(Excerpts from an interface dataset)
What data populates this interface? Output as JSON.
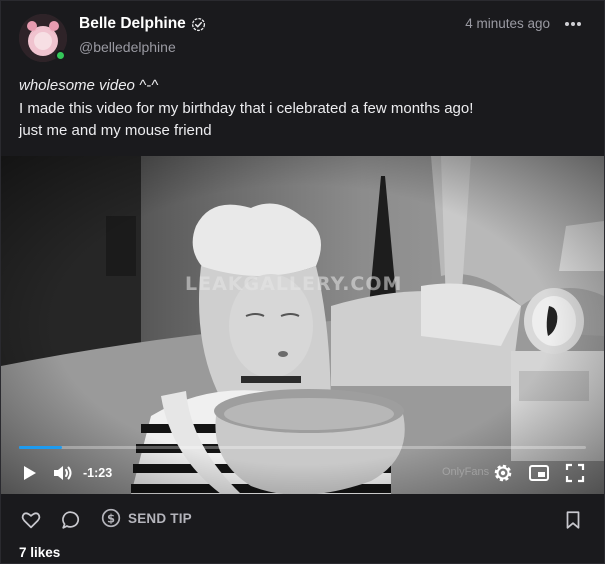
{
  "post": {
    "author_name": "Belle Delphine",
    "author_handle": "@belledelphine",
    "timestamp": "4 minutes ago",
    "caption_line1": "wholesome video ^-^",
    "caption_line2": "I made this video for my birthday that i celebrated a few months ago!",
    "caption_line3": "just me and my mouse friend"
  },
  "video": {
    "watermark": "LEAKGALLERY.COM",
    "overlay_text": "OnlyFans",
    "time_remaining": "-1:23",
    "progress_fraction": 0.075
  },
  "actions": {
    "send_tip_label": "SEND TIP",
    "likes": "7 likes"
  },
  "colors": {
    "accent": "#1d9bf0",
    "online": "#34c759"
  },
  "icons": [
    "verified-icon",
    "more-icon",
    "play-icon",
    "volume-icon",
    "settings-icon",
    "pip-icon",
    "fullscreen-icon",
    "heart-icon",
    "comment-icon",
    "dollar-icon",
    "bookmark-icon"
  ]
}
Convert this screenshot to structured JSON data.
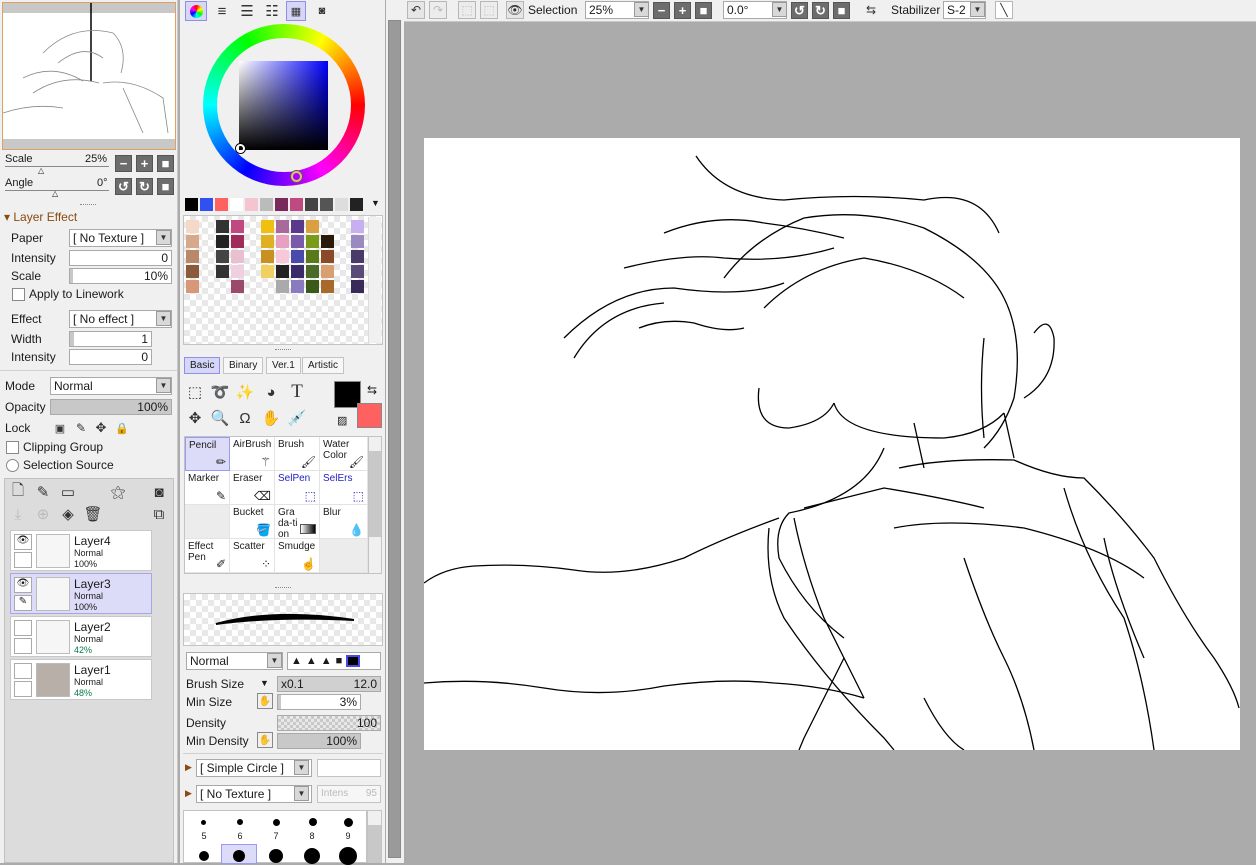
{
  "navigator": {
    "scale_label": "Scale",
    "scale_value": "25%",
    "angle_label": "Angle",
    "angle_value": "0°"
  },
  "layer_effect": {
    "header": "Layer Effect",
    "paper_label": "Paper",
    "paper_value": "[ No Texture ]",
    "intensity_label": "Intensity",
    "intensity_value": "0",
    "scale_label": "Scale",
    "scale_value": "10%",
    "apply_linework_label": "Apply to Linework",
    "effect_label": "Effect",
    "effect_value": "[ No effect ]",
    "width_label": "Width",
    "width_value": "1",
    "intensity2_label": "Intensity",
    "intensity2_value": "0"
  },
  "layer_props": {
    "mode_label": "Mode",
    "mode_value": "Normal",
    "opacity_label": "Opacity",
    "opacity_value": "100%",
    "lock_label": "Lock",
    "clipping_label": "Clipping Group",
    "selection_source_label": "Selection Source"
  },
  "layers": [
    {
      "name": "Layer4",
      "mode": "Normal",
      "opacity": "100%",
      "selected": false
    },
    {
      "name": "Layer3",
      "mode": "Normal",
      "opacity": "100%",
      "selected": true
    },
    {
      "name": "Layer2",
      "mode": "Normal",
      "opacity": "42%",
      "selected": false
    },
    {
      "name": "Layer1",
      "mode": "Normal",
      "opacity": "48%",
      "selected": false
    }
  ],
  "colors": {
    "primary": "#000000",
    "secondary": "#ff6060",
    "accent_selected": "#dcdcf8",
    "effect_header": "#8a4a10",
    "opacity_green": "#0a7a4a"
  },
  "tool_tabs": [
    "Basic",
    "Binary",
    "Ver.1",
    "Artistic"
  ],
  "tools": [
    {
      "name": "Pencil",
      "icon": "pencil-icon"
    },
    {
      "name": "AirBrush",
      "icon": "airbrush-icon"
    },
    {
      "name": "Brush",
      "icon": "brush-icon"
    },
    {
      "name": "Water Color",
      "icon": "watercolor-icon"
    },
    {
      "name": "Marker",
      "icon": "marker-icon"
    },
    {
      "name": "Eraser",
      "icon": "eraser-icon"
    },
    {
      "name": "SelPen",
      "icon": "selpen-icon"
    },
    {
      "name": "SelErs",
      "icon": "selers-icon"
    },
    {
      "name": "",
      "icon": ""
    },
    {
      "name": "Bucket",
      "icon": "bucket-icon"
    },
    {
      "name": "Grada-tion",
      "icon": "gradation-icon"
    },
    {
      "name": "Blur",
      "icon": "blur-icon"
    },
    {
      "name": "Effect Pen",
      "icon": "effect-pen-icon"
    },
    {
      "name": "Scatter",
      "icon": "scatter-icon"
    },
    {
      "name": "Smudge",
      "icon": "smudge-icon"
    },
    {
      "name": "",
      "icon": ""
    }
  ],
  "brush": {
    "blend_mode": "Normal",
    "size_label": "Brush Size",
    "size_mult": "x0.1",
    "size_value": "12.0",
    "min_size_label": "Min Size",
    "min_size_value": "3%",
    "density_label": "Density",
    "density_value": "100",
    "min_density_label": "Min Density",
    "min_density_value": "100%",
    "shape": "[ Simple Circle ]",
    "texture": "[ No Texture ]",
    "intens_label": "Intens",
    "intens_value": "95",
    "size_presets": [
      "5",
      "6",
      "7",
      "8",
      "9"
    ]
  },
  "toolbar": {
    "selection_label": "Selection",
    "zoom_value": "25%",
    "rotation_value": "0.0°",
    "stabilizer_label": "Stabilizer",
    "stabilizer_value": "S-2"
  }
}
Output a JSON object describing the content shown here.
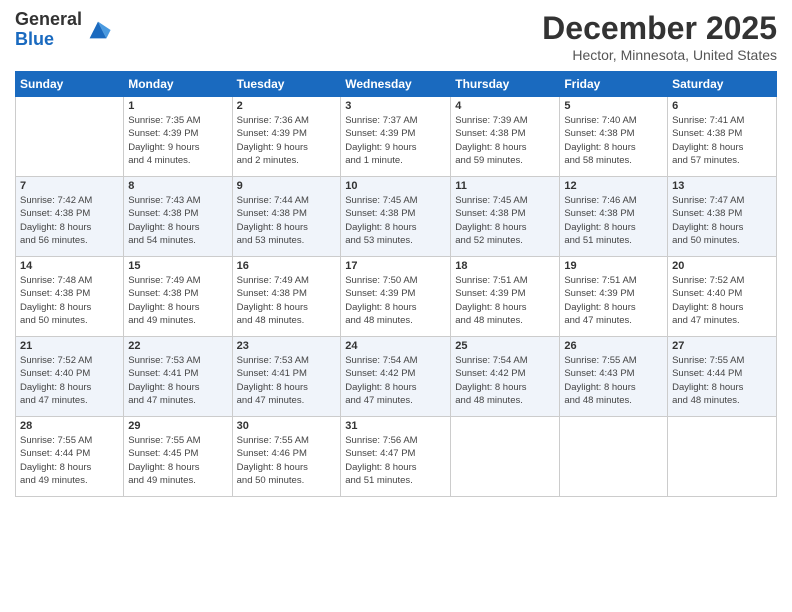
{
  "logo": {
    "general": "General",
    "blue": "Blue"
  },
  "header": {
    "title": "December 2025",
    "subtitle": "Hector, Minnesota, United States"
  },
  "weekdays": [
    "Sunday",
    "Monday",
    "Tuesday",
    "Wednesday",
    "Thursday",
    "Friday",
    "Saturday"
  ],
  "weeks": [
    [
      {
        "day": "",
        "info": ""
      },
      {
        "day": "1",
        "info": "Sunrise: 7:35 AM\nSunset: 4:39 PM\nDaylight: 9 hours\nand 4 minutes."
      },
      {
        "day": "2",
        "info": "Sunrise: 7:36 AM\nSunset: 4:39 PM\nDaylight: 9 hours\nand 2 minutes."
      },
      {
        "day": "3",
        "info": "Sunrise: 7:37 AM\nSunset: 4:39 PM\nDaylight: 9 hours\nand 1 minute."
      },
      {
        "day": "4",
        "info": "Sunrise: 7:39 AM\nSunset: 4:38 PM\nDaylight: 8 hours\nand 59 minutes."
      },
      {
        "day": "5",
        "info": "Sunrise: 7:40 AM\nSunset: 4:38 PM\nDaylight: 8 hours\nand 58 minutes."
      },
      {
        "day": "6",
        "info": "Sunrise: 7:41 AM\nSunset: 4:38 PM\nDaylight: 8 hours\nand 57 minutes."
      }
    ],
    [
      {
        "day": "7",
        "info": "Sunrise: 7:42 AM\nSunset: 4:38 PM\nDaylight: 8 hours\nand 56 minutes."
      },
      {
        "day": "8",
        "info": "Sunrise: 7:43 AM\nSunset: 4:38 PM\nDaylight: 8 hours\nand 54 minutes."
      },
      {
        "day": "9",
        "info": "Sunrise: 7:44 AM\nSunset: 4:38 PM\nDaylight: 8 hours\nand 53 minutes."
      },
      {
        "day": "10",
        "info": "Sunrise: 7:45 AM\nSunset: 4:38 PM\nDaylight: 8 hours\nand 53 minutes."
      },
      {
        "day": "11",
        "info": "Sunrise: 7:45 AM\nSunset: 4:38 PM\nDaylight: 8 hours\nand 52 minutes."
      },
      {
        "day": "12",
        "info": "Sunrise: 7:46 AM\nSunset: 4:38 PM\nDaylight: 8 hours\nand 51 minutes."
      },
      {
        "day": "13",
        "info": "Sunrise: 7:47 AM\nSunset: 4:38 PM\nDaylight: 8 hours\nand 50 minutes."
      }
    ],
    [
      {
        "day": "14",
        "info": "Sunrise: 7:48 AM\nSunset: 4:38 PM\nDaylight: 8 hours\nand 50 minutes."
      },
      {
        "day": "15",
        "info": "Sunrise: 7:49 AM\nSunset: 4:38 PM\nDaylight: 8 hours\nand 49 minutes."
      },
      {
        "day": "16",
        "info": "Sunrise: 7:49 AM\nSunset: 4:38 PM\nDaylight: 8 hours\nand 48 minutes."
      },
      {
        "day": "17",
        "info": "Sunrise: 7:50 AM\nSunset: 4:39 PM\nDaylight: 8 hours\nand 48 minutes."
      },
      {
        "day": "18",
        "info": "Sunrise: 7:51 AM\nSunset: 4:39 PM\nDaylight: 8 hours\nand 48 minutes."
      },
      {
        "day": "19",
        "info": "Sunrise: 7:51 AM\nSunset: 4:39 PM\nDaylight: 8 hours\nand 47 minutes."
      },
      {
        "day": "20",
        "info": "Sunrise: 7:52 AM\nSunset: 4:40 PM\nDaylight: 8 hours\nand 47 minutes."
      }
    ],
    [
      {
        "day": "21",
        "info": "Sunrise: 7:52 AM\nSunset: 4:40 PM\nDaylight: 8 hours\nand 47 minutes."
      },
      {
        "day": "22",
        "info": "Sunrise: 7:53 AM\nSunset: 4:41 PM\nDaylight: 8 hours\nand 47 minutes."
      },
      {
        "day": "23",
        "info": "Sunrise: 7:53 AM\nSunset: 4:41 PM\nDaylight: 8 hours\nand 47 minutes."
      },
      {
        "day": "24",
        "info": "Sunrise: 7:54 AM\nSunset: 4:42 PM\nDaylight: 8 hours\nand 47 minutes."
      },
      {
        "day": "25",
        "info": "Sunrise: 7:54 AM\nSunset: 4:42 PM\nDaylight: 8 hours\nand 48 minutes."
      },
      {
        "day": "26",
        "info": "Sunrise: 7:55 AM\nSunset: 4:43 PM\nDaylight: 8 hours\nand 48 minutes."
      },
      {
        "day": "27",
        "info": "Sunrise: 7:55 AM\nSunset: 4:44 PM\nDaylight: 8 hours\nand 48 minutes."
      }
    ],
    [
      {
        "day": "28",
        "info": "Sunrise: 7:55 AM\nSunset: 4:44 PM\nDaylight: 8 hours\nand 49 minutes."
      },
      {
        "day": "29",
        "info": "Sunrise: 7:55 AM\nSunset: 4:45 PM\nDaylight: 8 hours\nand 49 minutes."
      },
      {
        "day": "30",
        "info": "Sunrise: 7:55 AM\nSunset: 4:46 PM\nDaylight: 8 hours\nand 50 minutes."
      },
      {
        "day": "31",
        "info": "Sunrise: 7:56 AM\nSunset: 4:47 PM\nDaylight: 8 hours\nand 51 minutes."
      },
      {
        "day": "",
        "info": ""
      },
      {
        "day": "",
        "info": ""
      },
      {
        "day": "",
        "info": ""
      }
    ]
  ]
}
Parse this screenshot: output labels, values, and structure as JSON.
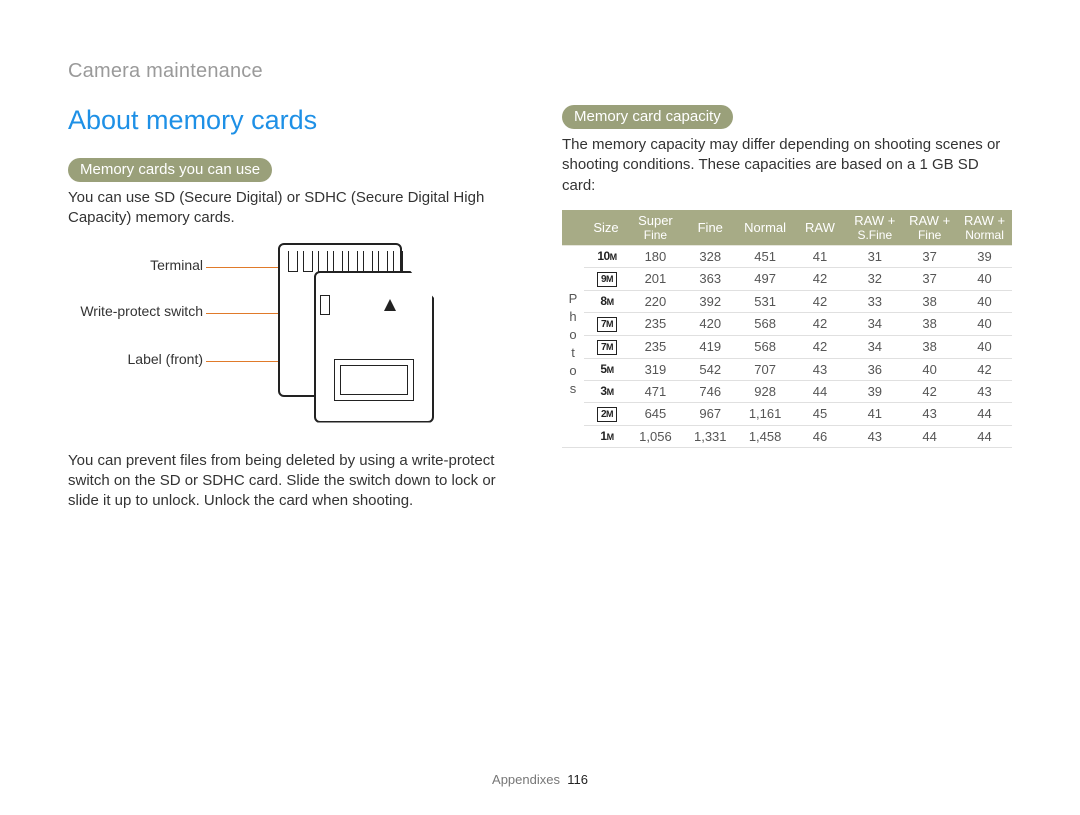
{
  "breadcrumb": "Camera maintenance",
  "title": "About memory cards",
  "left": {
    "pill": "Memory cards you can use",
    "intro": "You can use SD (Secure Digital) or SDHC (Secure Digital High Capacity) memory cards.",
    "diagram_labels": {
      "terminal": "Terminal",
      "write_protect": "Write-protect switch",
      "label_front": "Label (front)"
    },
    "protect_text": "You can prevent files from being deleted by using a write-protect switch on the SD or SDHC card. Slide the switch down to lock or slide it up to unlock. Unlock the card when shooting."
  },
  "right": {
    "pill": "Memory card capacity",
    "intro": "The memory capacity may differ depending on shooting scenes or shooting conditions. These capacities are based on a 1 GB SD card:",
    "row_group_label": "Photos"
  },
  "chart_data": {
    "type": "table",
    "title": "Memory card capacity (1 GB SD card)",
    "row_group": "Photos",
    "columns": [
      "Size",
      "Super Fine",
      "Fine",
      "Normal",
      "RAW",
      "RAW + S.Fine",
      "RAW + Fine",
      "RAW + Normal"
    ],
    "rows": [
      {
        "size": "10M",
        "badge": false,
        "values": [
          180,
          328,
          451,
          41,
          31,
          37,
          39
        ]
      },
      {
        "size": "9M",
        "badge": true,
        "values": [
          201,
          363,
          497,
          42,
          32,
          37,
          40
        ]
      },
      {
        "size": "8M",
        "badge": false,
        "values": [
          220,
          392,
          531,
          42,
          33,
          38,
          40
        ]
      },
      {
        "size": "7M",
        "badge": true,
        "values": [
          235,
          420,
          568,
          42,
          34,
          38,
          40
        ]
      },
      {
        "size": "7M",
        "badge": true,
        "values": [
          235,
          419,
          568,
          42,
          34,
          38,
          40
        ]
      },
      {
        "size": "5M",
        "badge": false,
        "values": [
          319,
          542,
          707,
          43,
          36,
          40,
          42
        ]
      },
      {
        "size": "3M",
        "badge": false,
        "values": [
          471,
          746,
          928,
          44,
          39,
          42,
          43
        ]
      },
      {
        "size": "2M",
        "badge": true,
        "values": [
          645,
          967,
          1161,
          45,
          41,
          43,
          44
        ]
      },
      {
        "size": "1M",
        "badge": false,
        "values": [
          1056,
          1331,
          1458,
          46,
          43,
          44,
          44
        ]
      }
    ]
  },
  "footer": {
    "section": "Appendixes",
    "page": "116"
  }
}
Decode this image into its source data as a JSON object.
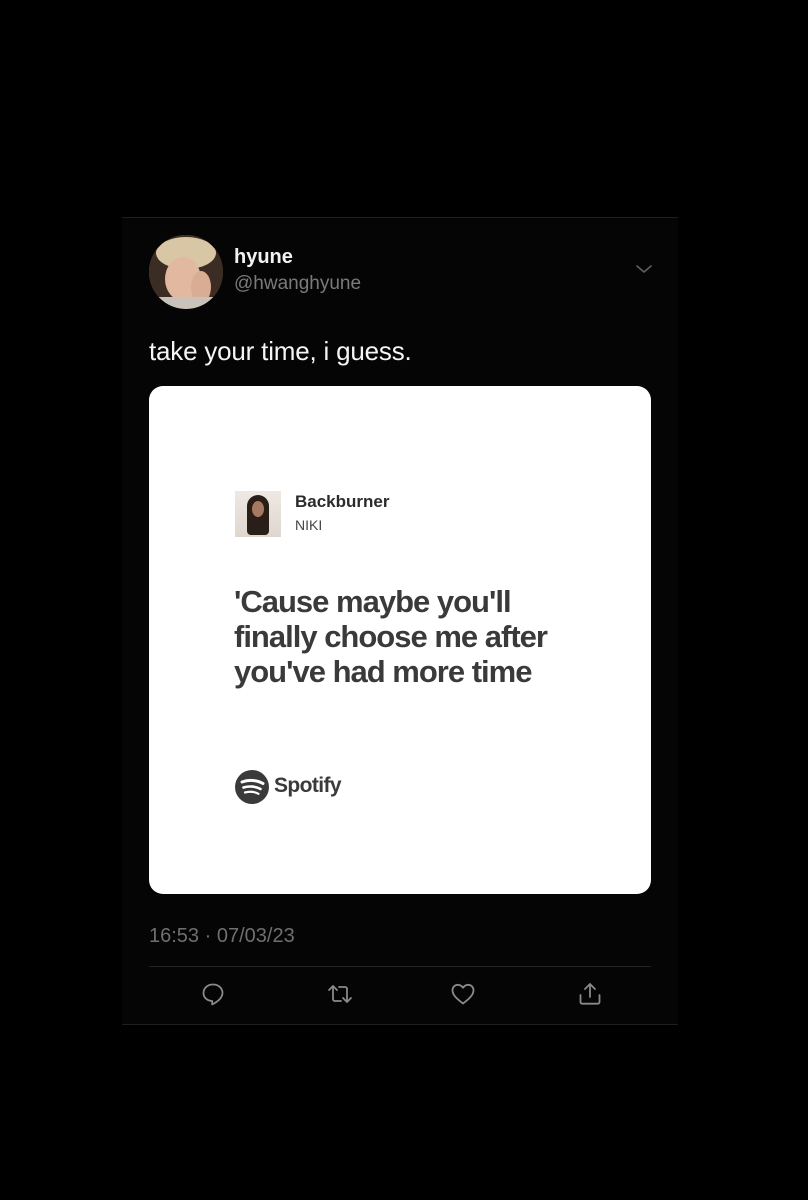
{
  "user": {
    "display_name": "hyune",
    "handle": "@hwanghyune"
  },
  "tweet": {
    "text": "take your time, i guess.",
    "time": "16:53",
    "separator": "·",
    "date": "07/03/23"
  },
  "card": {
    "song_title": "Backburner",
    "artist": "NIKI",
    "lyrics": "'Cause maybe you'll finally choose me after you've had more time",
    "brand": "Spotify"
  },
  "icons": {
    "menu": "chevron-down-icon",
    "reply": "reply-icon",
    "retweet": "retweet-icon",
    "like": "heart-icon",
    "share": "share-icon"
  },
  "colors": {
    "background": "#000000",
    "text_primary": "#f5f5f5",
    "text_secondary": "#7a7a7a",
    "card_bg": "#ffffff",
    "card_text": "#3a3a3a",
    "icon": "#8a8a8a"
  }
}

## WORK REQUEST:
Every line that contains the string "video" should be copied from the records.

## WRITTEN SOLUTION:
    "caption_line1": "wholesome video ^-^",
    "caption_line2": "I made this video for my birthday that i celebrated a few months ago!",
  "video": {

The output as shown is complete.